Tomorrow I have a doctor’s appointment with a vascular surgeon and we will talk, umm, options for what to do next. It’s not going to be a fun appointment.
My white blood cell count is normal which means that my body has just given up fighting the infection. My protein count is supposed to be 7. It’s 150.8 because of the infection and inflammation. Not only that but the ulcer on the bottom of my foot is bleeding horribly this morning after months of improvement.
So I am off to City Hospital for treatment of the ulcer. Then I am going to head downtown to shoot some photos and deny what is happening. This afternoon I am off to Don’s Photo where I am going to calibrate some lenses for Mark and I before returning home to battle the coming chills and fever all night.
I hate this. I just want it to end. Hopefully I have two legs at the end of the process.
Here are some longer pieces I wrote for the Don’s Photo Blog this summer.
Those that can’t… write tutorials about how to do it.

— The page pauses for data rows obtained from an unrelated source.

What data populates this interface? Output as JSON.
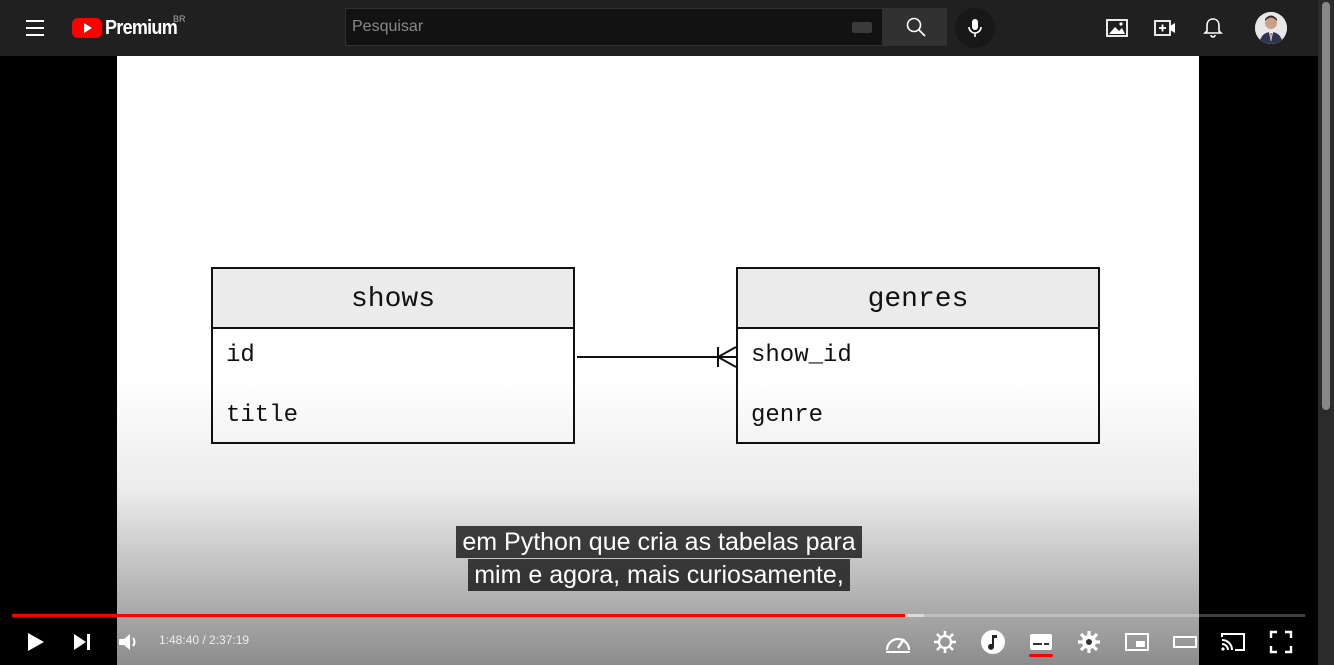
{
  "topbar": {
    "logo_text": "Premium",
    "country_code": "BR",
    "search_placeholder": "Pesquisar",
    "icons": [
      "menu-icon",
      "youtube-logo-icon",
      "keyboard-icon",
      "search-icon",
      "mic-icon",
      "image-icon",
      "create-icon",
      "notifications-icon",
      "avatar"
    ]
  },
  "slide": {
    "left_table": {
      "title": "shows",
      "fields": [
        "id",
        "title"
      ]
    },
    "right_table": {
      "title": "genres",
      "fields": [
        "show_id",
        "genre"
      ]
    },
    "relationship": "one-to-many"
  },
  "captions": {
    "line1": "em Python que cria as tabelas para",
    "line2": "mim e agora, mais curiosamente,"
  },
  "player": {
    "current_time": "1:48:40",
    "separator": " / ",
    "duration": "2:37:19",
    "time_display": "1:48:40 / 2:37:19",
    "played_fraction": 0.691,
    "buffered_fraction": 0.705,
    "accent_color": "#ff0000",
    "icons": [
      "play-icon",
      "next-icon",
      "volume-icon",
      "playback-speed-icon",
      "quality-icon",
      "music-icon",
      "subtitles-icon",
      "settings-icon",
      "miniplayer-icon",
      "theater-mode-icon",
      "cast-icon",
      "fullscreen-icon"
    ]
  }
}
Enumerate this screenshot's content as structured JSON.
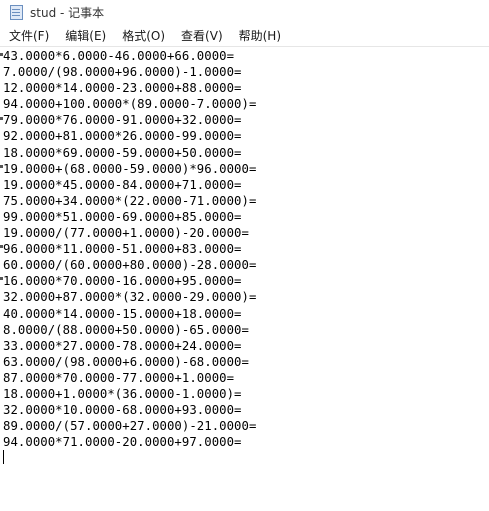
{
  "window": {
    "title": "stud - 记事本"
  },
  "menubar": {
    "items": [
      {
        "label": "文件(F)"
      },
      {
        "label": "编辑(E)"
      },
      {
        "label": "格式(O)"
      },
      {
        "label": "查看(V)"
      },
      {
        "label": "帮助(H)"
      }
    ]
  },
  "editor": {
    "lines": [
      "43.0000*6.0000-46.0000+66.0000=",
      "7.0000/(98.0000+96.0000)-1.0000=",
      "12.0000*14.0000-23.0000+88.0000=",
      "94.0000+100.0000*(89.0000-7.0000)=",
      "79.0000*76.0000-91.0000+32.0000=",
      "92.0000+81.0000*26.0000-99.0000=",
      "18.0000*69.0000-59.0000+50.0000=",
      "19.0000+(68.0000-59.0000)*96.0000=",
      "19.0000*45.0000-84.0000+71.0000=",
      "75.0000+34.0000*(22.0000-71.0000)=",
      "99.0000*51.0000-69.0000+85.0000=",
      "19.0000/(77.0000+1.0000)-20.0000=",
      "96.0000*11.0000-51.0000+83.0000=",
      "60.0000/(60.0000+80.0000)-28.0000=",
      "16.0000*70.0000-16.0000+95.0000=",
      "32.0000+87.0000*(32.0000-29.0000)=",
      "40.0000*14.0000-15.0000+18.0000=",
      "8.0000/(88.0000+50.0000)-65.0000=",
      "33.0000*27.0000-78.0000+24.0000=",
      "63.0000/(98.0000+6.0000)-68.0000=",
      "87.0000*70.0000-77.0000+1.0000=",
      "18.0000+1.0000*(36.0000-1.0000)=",
      "32.0000*10.0000-68.0000+93.0000=",
      "89.0000/(57.0000+27.0000)-21.0000=",
      "94.0000*71.0000-20.0000+97.0000="
    ]
  }
}
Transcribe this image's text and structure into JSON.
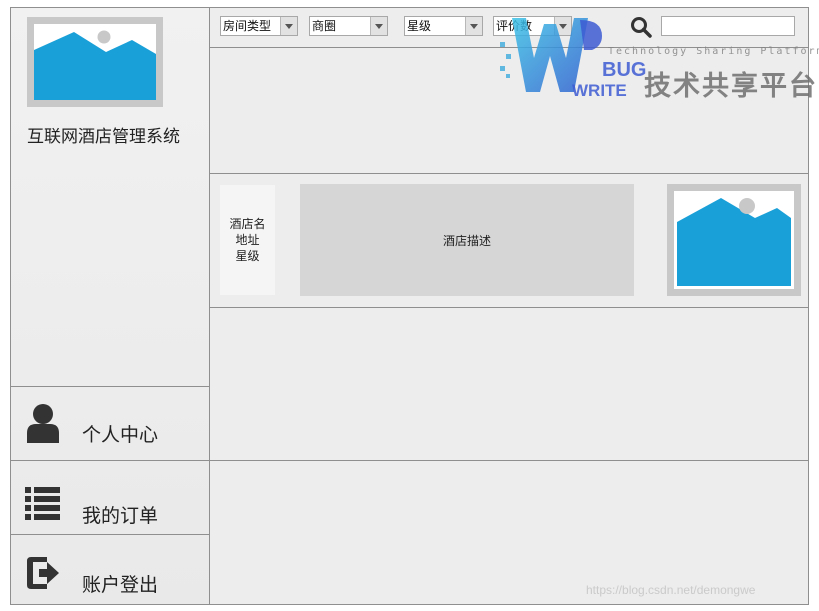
{
  "app": {
    "title": "互联网酒店管理系统"
  },
  "filters": [
    {
      "label": "房间类型"
    },
    {
      "label": "商圈"
    },
    {
      "label": "星级"
    },
    {
      "label": "评价数"
    }
  ],
  "search": {
    "value": "",
    "placeholder": ""
  },
  "hotel_card": {
    "name": "酒店名",
    "address": "地址",
    "star": "星级",
    "description": "酒店描述"
  },
  "nav": {
    "profile": "个人中心",
    "orders": "我的订单",
    "logout": "账户登出"
  },
  "watermark": {
    "tagline": "Technology Sharing Platform",
    "brand_bug": "BUG",
    "brand_write": "WRITE",
    "brand_cn": "技术共享平台",
    "url": "https://blog.csdn.net/demongwe"
  },
  "colors": {
    "image_placeholder_blue": "#1aa0d8",
    "panel_gray": "#ededed",
    "border_gray": "#8f8f8f"
  },
  "icons": {
    "logo": "image-placeholder-icon",
    "profile": "user-icon",
    "orders": "list-icon",
    "logout": "logout-icon",
    "search": "search-icon"
  }
}
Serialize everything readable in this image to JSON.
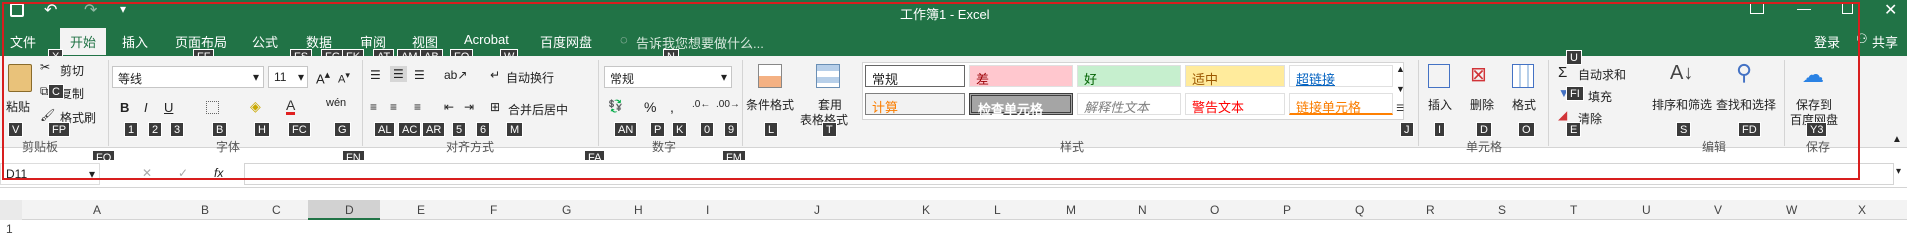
{
  "window": {
    "title": "工作簿1 - Excel",
    "login": "登录",
    "share": "共享"
  },
  "tabs": [
    "文件",
    "开始",
    "插入",
    "页面布局",
    "公式",
    "数据",
    "审阅",
    "视图",
    "Acrobat",
    "百度网盘"
  ],
  "tell_me": "告诉我您想要做什么...",
  "keytips": {
    "tabs": [
      "X",
      "FF",
      "FS",
      "FG",
      "FK",
      "AT",
      "AM",
      "AB",
      "FQ",
      "W",
      "N"
    ],
    "clip": [
      "C",
      "FP",
      "V"
    ],
    "font": [
      "1",
      "2",
      "3",
      "B",
      "H",
      "FC",
      "G"
    ],
    "align": [
      "AL",
      "AC",
      "AR",
      "5",
      "6",
      "M"
    ],
    "number": [
      "AN",
      "P",
      "K",
      "0",
      "9"
    ],
    "styles": [
      "L",
      "T",
      "J"
    ],
    "cells": [
      "I",
      "D",
      "O",
      "U",
      "FI",
      "E"
    ],
    "edit": [
      "S",
      "FD",
      "Y3"
    ],
    "groups": [
      "FO",
      "FN",
      "FA",
      "FM"
    ]
  },
  "clipboard": {
    "paste": "粘贴",
    "cut": "剪切",
    "copy": "复制",
    "painter": "格式刷",
    "group": "剪贴板"
  },
  "font": {
    "name": "等线",
    "size": "11",
    "group": "字体"
  },
  "alignment": {
    "wrap": "自动换行",
    "merge": "合并后居中",
    "group": "对齐方式"
  },
  "number": {
    "format": "常规",
    "group": "数字"
  },
  "styles": {
    "cond": "条件格式",
    "table_1": "套用",
    "table_2": "表格格式",
    "cells": [
      "常规",
      "差",
      "好",
      "适中",
      "超链接",
      "计算",
      "检查单元格",
      "解释性文本",
      "警告文本",
      "链接单元格"
    ],
    "group": "样式"
  },
  "cells_group": {
    "insert": "插入",
    "delete": "删除",
    "format": "格式",
    "group": "单元格"
  },
  "editing": {
    "autosum": "自动求和",
    "fill": "填充",
    "clear": "清除",
    "sort": "排序和筛选",
    "find": "查找和选择",
    "group": "编辑"
  },
  "save_group": {
    "save_1": "保存到",
    "save_2": "百度网盘",
    "group": "保存"
  },
  "formula_bar": {
    "name_box": "D11",
    "fx": "fx"
  },
  "columns": [
    "A",
    "B",
    "C",
    "D",
    "E",
    "F",
    "G",
    "H",
    "I",
    "J",
    "K",
    "L",
    "M",
    "N",
    "O",
    "P",
    "Q",
    "R",
    "S",
    "T",
    "U",
    "V",
    "W",
    "X"
  ],
  "row_label": "1",
  "colors": {
    "excel_green": "#217346",
    "highlight_red": "#d81e1e"
  }
}
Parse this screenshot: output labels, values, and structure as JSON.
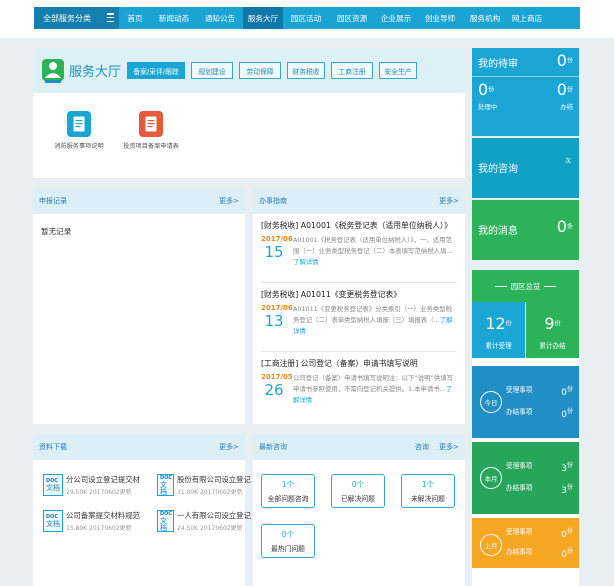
{
  "nav": {
    "category_label": "全部服务分类",
    "items": [
      "首页",
      "新闻动态",
      "通知公告",
      "服务大厅",
      "园区活动",
      "园区资源",
      "企业展示",
      "创业导师",
      "服务机构",
      "网上商店"
    ],
    "active_index": 3
  },
  "hall": {
    "title": "服务大厅",
    "tabs": [
      "备案/采评/跟踪",
      "规划建设",
      "劳动保障",
      "财务税收",
      "工商注册",
      "安全生产"
    ],
    "active_tab": 0,
    "services": [
      {
        "label": "消防服务事项说明",
        "icon": "document-icon",
        "color": "#1aa6d5"
      },
      {
        "label": "投资项目备案申请表",
        "icon": "form-icon",
        "color": "#e55a3a"
      }
    ]
  },
  "application_log": {
    "title": "申报记录",
    "more": "更多>",
    "empty": "暂无记录"
  },
  "guide": {
    "title": "办事指南",
    "more": "更多>",
    "items": [
      {
        "title": "[财务税收] A01001《税务登记表（适用单位纳税人）》",
        "ym": "2017/06",
        "day": "15",
        "text": "A01001《税务登记表（适用单位纳税人）》，一、适用范围（一）业务类型税务登记（二）本表填写范纳税人填...",
        "more_link": "了解详情"
      },
      {
        "title": "[财务税收] A01011《变更税务登记表》",
        "ym": "2017/06",
        "day": "13",
        "text": "A01011《变更税务登记表》分类索引（一）业务类型税务登记（二）表单类型纳税人填报（三）填报表（...",
        "more_link": "了解详情"
      },
      {
        "title": "[工商注册] 公司登记（备案）申请书填写说明",
        "ym": "2017/05",
        "day": "26",
        "text": "公司登记（备案）申请书填写说明注：以下“说明”供填写申请书参照使用，不需向登记机关提供。1.本申请书...",
        "more_link": "了解详情"
      }
    ]
  },
  "downloads": {
    "title": "资料下载",
    "more": "更多>",
    "doc_tag": "DOC",
    "doc_word": "文档",
    "items": [
      {
        "name": "分公司设立登记提交材",
        "size": "29.50K",
        "date": "20170602更新"
      },
      {
        "name": "股份有限公司设立登记",
        "size": "31.00K",
        "date": "20170602更新"
      },
      {
        "name": "公司备案提交材料规范",
        "size": "15.89K",
        "date": "20170602更新"
      },
      {
        "name": "一人有限公司设立登记",
        "size": "24.50K",
        "date": "20170602更新"
      }
    ]
  },
  "consult": {
    "title": "最新咨询",
    "ask": "咨询",
    "more": "更多>",
    "buttons": [
      {
        "num": "1个",
        "label": "全部问题咨询"
      },
      {
        "num": "0个",
        "label": "已解决问题"
      },
      {
        "num": "1个",
        "label": "未解决问题"
      },
      {
        "num": "0个",
        "label": "最热门问题"
      }
    ]
  },
  "right": {
    "todo": {
      "title": "我的待审",
      "count": "0",
      "sup": "份",
      "processing_num": "0",
      "processing_label": "处理中",
      "done_num": "0",
      "done_label": "办结"
    },
    "consult": {
      "title": "我的咨询",
      "sup": "次"
    },
    "messages": {
      "title": "我的消息",
      "count": "0",
      "sup": "条"
    },
    "park": {
      "title": "园区总览",
      "accepted_num": "12",
      "accepted_label": "累计受理",
      "done_num": "9",
      "done_label": "累计办结",
      "sup": "份",
      "periods": [
        {
          "label": "今日",
          "accepted_label": "受理事项",
          "accepted": "0",
          "done_label": "办结事项",
          "done": "0"
        },
        {
          "label": "本月",
          "accepted_label": "受理事项",
          "accepted": "3",
          "done_label": "办结事项",
          "done": "3"
        },
        {
          "label": "上月",
          "accepted_label": "受理事项",
          "accepted": "0",
          "done_label": "办结事项",
          "done": "0"
        }
      ],
      "period_sup": "份"
    }
  },
  "colors": {
    "nav": "#19a4d4",
    "todo": "#1aa6d5",
    "consult": "#0fa2c4",
    "messages": "#2cb35a",
    "today": "#1f8fc6",
    "month": "#27a65b",
    "last_month": "#f5a623"
  }
}
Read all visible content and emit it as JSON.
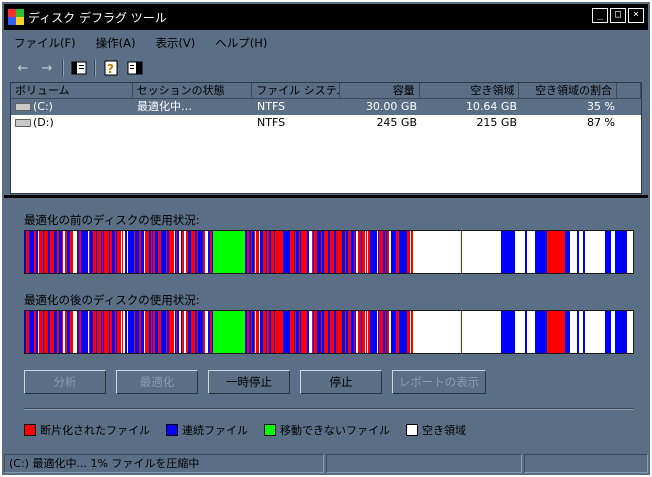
{
  "window": {
    "title": "ディスク デフラグ ツール",
    "controls": [
      "_",
      "□",
      "×"
    ]
  },
  "menu": [
    "ファイル(F)",
    "操作(A)",
    "表示(V)",
    "ヘルプ(H)"
  ],
  "toolbar_icons": [
    "back-arrow-icon",
    "forward-arrow-icon",
    "pane-icon",
    "help-icon",
    "properties-icon"
  ],
  "volumes": {
    "columns": [
      "ボリューム",
      "セッションの状態",
      "ファイル システム",
      "容量",
      "空き領域",
      "空き領域の割合"
    ],
    "rows": [
      {
        "volume": "(C:)",
        "status": "最適化中…",
        "fs": "NTFS",
        "capacity": "30.00 GB",
        "free": "10.64 GB",
        "pct": "35 %",
        "selected": true
      },
      {
        "volume": "(D:)",
        "status": "",
        "fs": "NTFS",
        "capacity": "245 GB",
        "free": "215 GB",
        "pct": "87 %",
        "selected": false
      }
    ]
  },
  "maps": {
    "before_label": "最適化の前のディスクの使用状況:",
    "after_label": "最適化の後のディスクの使用状況:"
  },
  "buttons": {
    "analyze": "分析",
    "defrag": "最適化",
    "pause": "一時停止",
    "stop": "停止",
    "report": "レポートの表示"
  },
  "legend": [
    {
      "label": "断片化されたファイル",
      "color": "#ff0000"
    },
    {
      "label": "連続ファイル",
      "color": "#0000ff"
    },
    {
      "label": "移動できないファイル",
      "color": "#00ff00"
    },
    {
      "label": "空き領域",
      "color": "#ffffff"
    }
  ],
  "status": {
    "text": "(C:) 最適化中... 1% ファイルを圧縮中"
  },
  "colors": {
    "fragmented": "#ff0000",
    "contiguous": "#0000ff",
    "unmovable": "#00ff00",
    "free": "#ffffff",
    "chrome": "#5a6e86"
  }
}
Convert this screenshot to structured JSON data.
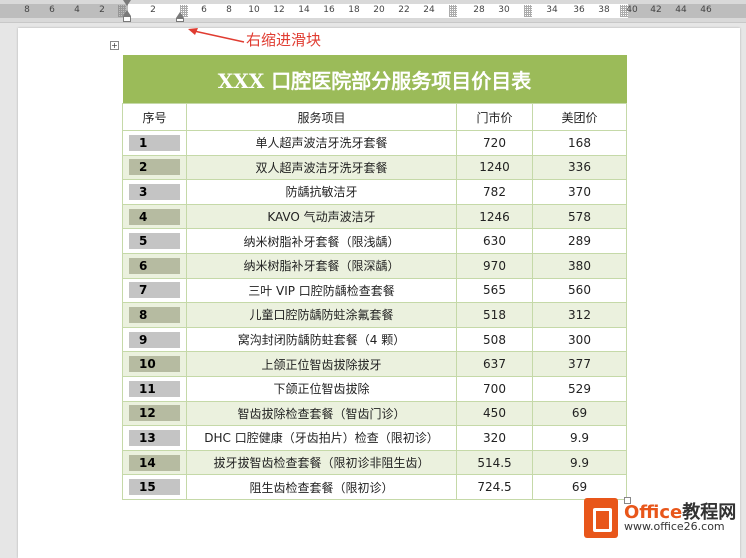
{
  "ruler": {
    "left_ticks": [
      "8",
      "6",
      "4",
      "2",
      "2"
    ],
    "right_ticks": [
      "6",
      "8",
      "10",
      "12",
      "14",
      "16",
      "18",
      "20",
      "22",
      "24",
      "28",
      "30",
      "34",
      "36",
      "38",
      "40",
      "42",
      "44",
      "46"
    ]
  },
  "annotation": {
    "text": "右缩进滑块",
    "color": "#e03c31"
  },
  "table": {
    "title": "XXX 口腔医院部分服务项目价目表",
    "headers": [
      "序号",
      "服务项目",
      "门市价",
      "美团价"
    ],
    "rows": [
      [
        "1",
        "单人超声波洁牙洗牙套餐",
        "720",
        "168"
      ],
      [
        "2",
        "双人超声波洁牙洗牙套餐",
        "1240",
        "336"
      ],
      [
        "3",
        "防龋抗敏洁牙",
        "782",
        "370"
      ],
      [
        "4",
        "KAVO 气动声波洁牙",
        "1246",
        "578"
      ],
      [
        "5",
        "纳米树脂补牙套餐（限浅龋）",
        "630",
        "289"
      ],
      [
        "6",
        "纳米树脂补牙套餐（限深龋）",
        "970",
        "380"
      ],
      [
        "7",
        "三叶 VIP 口腔防龋检查套餐",
        "565",
        "560"
      ],
      [
        "8",
        "儿童口腔防龋防蛀涂氟套餐",
        "518",
        "312"
      ],
      [
        "9",
        "窝沟封闭防龋防蛀套餐（4 颗）",
        "508",
        "300"
      ],
      [
        "10",
        "上颌正位智齿拔除拔牙",
        "637",
        "377"
      ],
      [
        "11",
        "下颌正位智齿拔除",
        "700",
        "529"
      ],
      [
        "12",
        "智齿拔除检查套餐（智齿门诊）",
        "450",
        "69"
      ],
      [
        "13",
        "DHC 口腔健康（牙齿拍片）检查（限初诊）",
        "320",
        "9.9"
      ],
      [
        "14",
        "拔牙拔智齿检查套餐（限初诊非阻生齿）",
        "514.5",
        "9.9"
      ],
      [
        "15",
        "阻生齿检查套餐（限初诊）",
        "724.5",
        "69"
      ]
    ],
    "colors": {
      "title_bg": "#9bbb59",
      "even_row_bg": "#ebf1de",
      "border": "#c5d9a8"
    }
  },
  "watermark": {
    "brand": "Office",
    "brand_cn": "教程网",
    "url": "www.office26.com"
  }
}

Speaking of photography, I finally went out last night with my new Pentax K-3. It was dark before Wendy and I left the house so using a new camera with only the light of street lights was fun but I was happy with the results… you know the results that I could see.